Copy out the data exactly, leaving the pictures behind.

* Data in this exercise *
[Start of section]

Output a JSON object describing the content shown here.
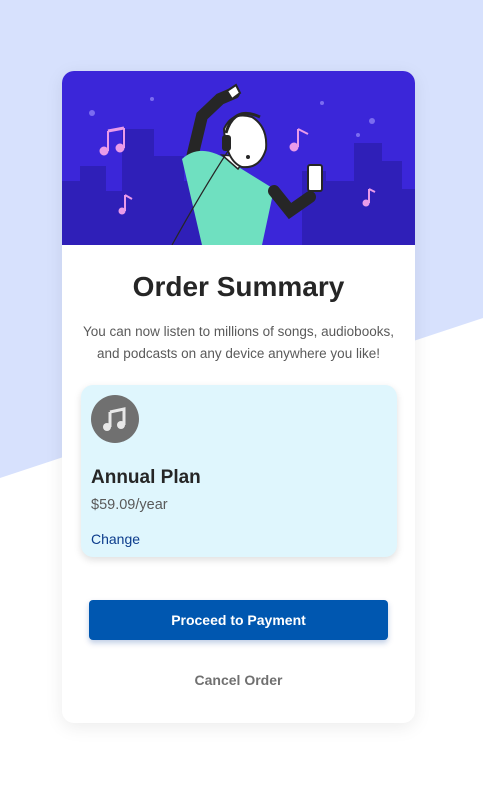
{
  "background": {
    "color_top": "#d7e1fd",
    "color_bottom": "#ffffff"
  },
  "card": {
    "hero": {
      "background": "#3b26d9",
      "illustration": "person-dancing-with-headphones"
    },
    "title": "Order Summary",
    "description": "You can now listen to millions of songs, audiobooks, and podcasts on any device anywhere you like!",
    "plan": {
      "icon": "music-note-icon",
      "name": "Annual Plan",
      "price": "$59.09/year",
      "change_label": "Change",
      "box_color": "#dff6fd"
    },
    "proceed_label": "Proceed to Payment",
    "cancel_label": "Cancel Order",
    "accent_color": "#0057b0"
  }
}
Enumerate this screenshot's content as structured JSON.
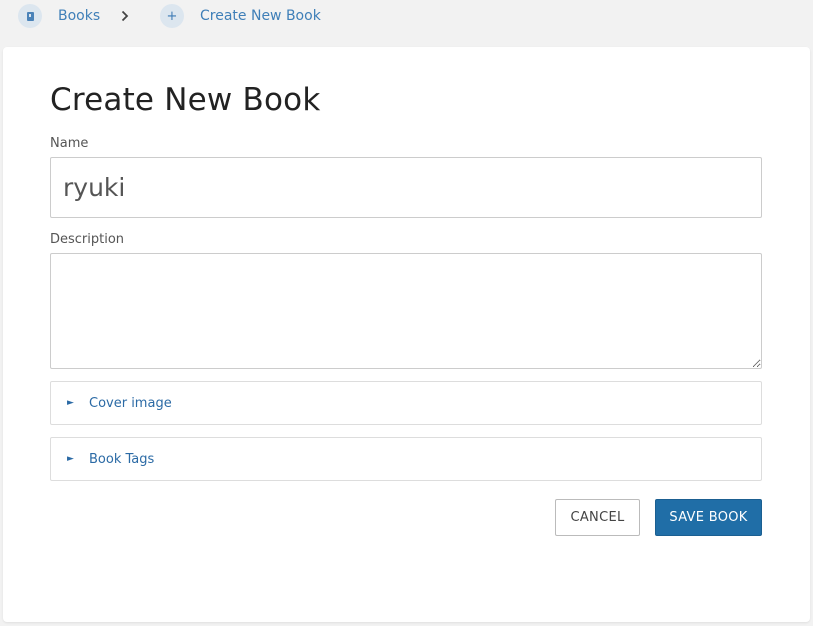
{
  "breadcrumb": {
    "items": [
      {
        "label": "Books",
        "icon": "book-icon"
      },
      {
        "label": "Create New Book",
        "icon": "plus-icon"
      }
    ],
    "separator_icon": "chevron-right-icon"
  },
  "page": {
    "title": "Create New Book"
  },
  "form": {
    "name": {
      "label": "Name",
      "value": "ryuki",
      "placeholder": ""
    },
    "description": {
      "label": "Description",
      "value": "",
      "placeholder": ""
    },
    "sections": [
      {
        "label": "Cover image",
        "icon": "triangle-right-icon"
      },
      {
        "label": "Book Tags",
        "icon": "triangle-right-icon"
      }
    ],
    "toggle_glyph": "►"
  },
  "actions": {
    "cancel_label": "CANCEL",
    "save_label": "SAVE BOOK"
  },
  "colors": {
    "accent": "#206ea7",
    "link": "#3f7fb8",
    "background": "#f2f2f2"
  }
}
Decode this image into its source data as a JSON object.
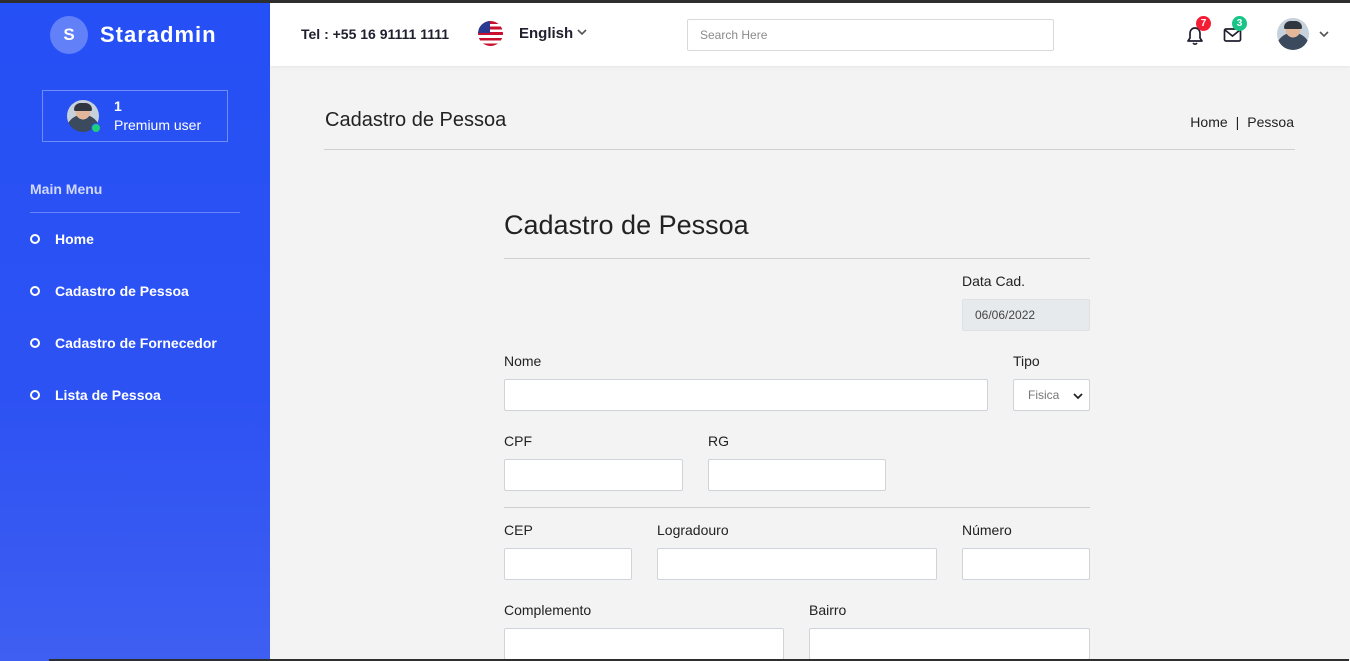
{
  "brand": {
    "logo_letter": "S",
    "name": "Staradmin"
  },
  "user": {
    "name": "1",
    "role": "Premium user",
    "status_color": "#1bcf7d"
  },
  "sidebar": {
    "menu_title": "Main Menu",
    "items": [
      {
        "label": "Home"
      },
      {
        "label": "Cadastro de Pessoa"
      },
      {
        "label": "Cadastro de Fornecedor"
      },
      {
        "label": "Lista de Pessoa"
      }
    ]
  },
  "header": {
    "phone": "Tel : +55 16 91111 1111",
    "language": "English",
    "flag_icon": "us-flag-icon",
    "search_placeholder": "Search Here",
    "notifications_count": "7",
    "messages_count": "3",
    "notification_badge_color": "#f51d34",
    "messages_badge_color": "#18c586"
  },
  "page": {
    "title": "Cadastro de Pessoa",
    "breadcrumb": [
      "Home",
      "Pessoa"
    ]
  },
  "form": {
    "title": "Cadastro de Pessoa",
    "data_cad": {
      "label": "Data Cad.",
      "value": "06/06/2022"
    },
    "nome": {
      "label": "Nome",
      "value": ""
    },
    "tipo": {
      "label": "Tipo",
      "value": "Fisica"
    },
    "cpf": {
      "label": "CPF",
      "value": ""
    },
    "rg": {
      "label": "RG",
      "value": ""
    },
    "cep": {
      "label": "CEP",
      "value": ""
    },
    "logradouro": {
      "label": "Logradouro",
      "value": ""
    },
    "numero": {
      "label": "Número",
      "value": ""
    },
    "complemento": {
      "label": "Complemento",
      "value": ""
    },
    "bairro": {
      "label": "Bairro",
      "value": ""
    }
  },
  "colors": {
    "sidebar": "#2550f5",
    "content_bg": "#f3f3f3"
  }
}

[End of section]

* Expected answer *
Output a JSON object describing the content shown here.
{
  "background": {
    "color_top": "#d7e1fd",
    "color_bottom": "#ffffff"
  },
  "card": {
    "hero": {
      "background": "#3b26d9",
      "illustration": "person-dancing-with-headphones"
    },
    "title": "Order Summary",
    "description": "You can now listen to millions of songs, audiobooks, and podcasts on any device anywhere you like!",
    "plan": {
      "icon": "music-note-icon",
      "name": "Annual Plan",
      "price": "$59.09/year",
      "change_label": "Change",
      "box_color": "#dff6fd"
    },
    "proceed_label": "Proceed to Payment",
    "cancel_label": "Cancel Order",
    "accent_color": "#0057b0"
  }
}
Enumerate this screenshot's content as structured JSON.
{
  "breadcrumb": {
    "items": [
      {
        "label": "Books",
        "icon": "book-icon"
      },
      {
        "label": "Create New Book",
        "icon": "plus-icon"
      }
    ],
    "separator_icon": "chevron-right-icon"
  },
  "page": {
    "title": "Create New Book"
  },
  "form": {
    "name": {
      "label": "Name",
      "value": "ryuki",
      "placeholder": ""
    },
    "description": {
      "label": "Description",
      "value": "",
      "placeholder": ""
    },
    "sections": [
      {
        "label": "Cover image",
        "icon": "triangle-right-icon"
      },
      {
        "label": "Book Tags",
        "icon": "triangle-right-icon"
      }
    ],
    "toggle_glyph": "►"
  },
  "actions": {
    "cancel_label": "CANCEL",
    "save_label": "SAVE BOOK"
  },
  "colors": {
    "accent": "#206ea7",
    "link": "#3f7fb8",
    "background": "#f2f2f2"
  }
}
Decode this image into its source data as a JSON object.
{
  "brand": {
    "logo_letter": "S",
    "name": "Staradmin"
  },
  "user": {
    "name": "1",
    "role": "Premium user",
    "status_color": "#1bcf7d"
  },
  "sidebar": {
    "menu_title": "Main Menu",
    "items": [
      {
        "label": "Home"
      },
      {
        "label": "Cadastro de Pessoa"
      },
      {
        "label": "Cadastro de Fornecedor"
      },
      {
        "label": "Lista de Pessoa"
      }
    ]
  },
  "header": {
    "phone": "Tel : +55 16 91111 1111",
    "language": "English",
    "flag_icon": "us-flag-icon",
    "search_placeholder": "Search Here",
    "notifications_count": "7",
    "messages_count": "3",
    "notification_badge_color": "#f51d34",
    "messages_badge_color": "#18c586"
  },
  "page": {
    "title": "Cadastro de Pessoa",
    "breadcrumb": [
      "Home",
      "Pessoa"
    ]
  },
  "form": {
    "title": "Cadastro de Pessoa",
    "data_cad": {
      "label": "Data Cad.",
      "value": "06/06/2022"
    },
    "nome": {
      "label": "Nome",
      "value": ""
    },
    "tipo": {
      "label": "Tipo",
      "value": "Fisica"
    },
    "cpf": {
      "label": "CPF",
      "value": ""
    },
    "rg": {
      "label": "RG",
      "value": ""
    },
    "cep": {
      "label": "CEP",
      "value": ""
    },
    "logradouro": {
      "label": "Logradouro",
      "value": ""
    },
    "numero": {
      "label": "Número",
      "value": ""
    },
    "complemento": {
      "label": "Complemento",
      "value": ""
    },
    "bairro": {
      "label": "Bairro",
      "value": ""
    }
  },
  "colors": {
    "sidebar": "#2550f5",
    "content_bg": "#f3f3f3"
  }
}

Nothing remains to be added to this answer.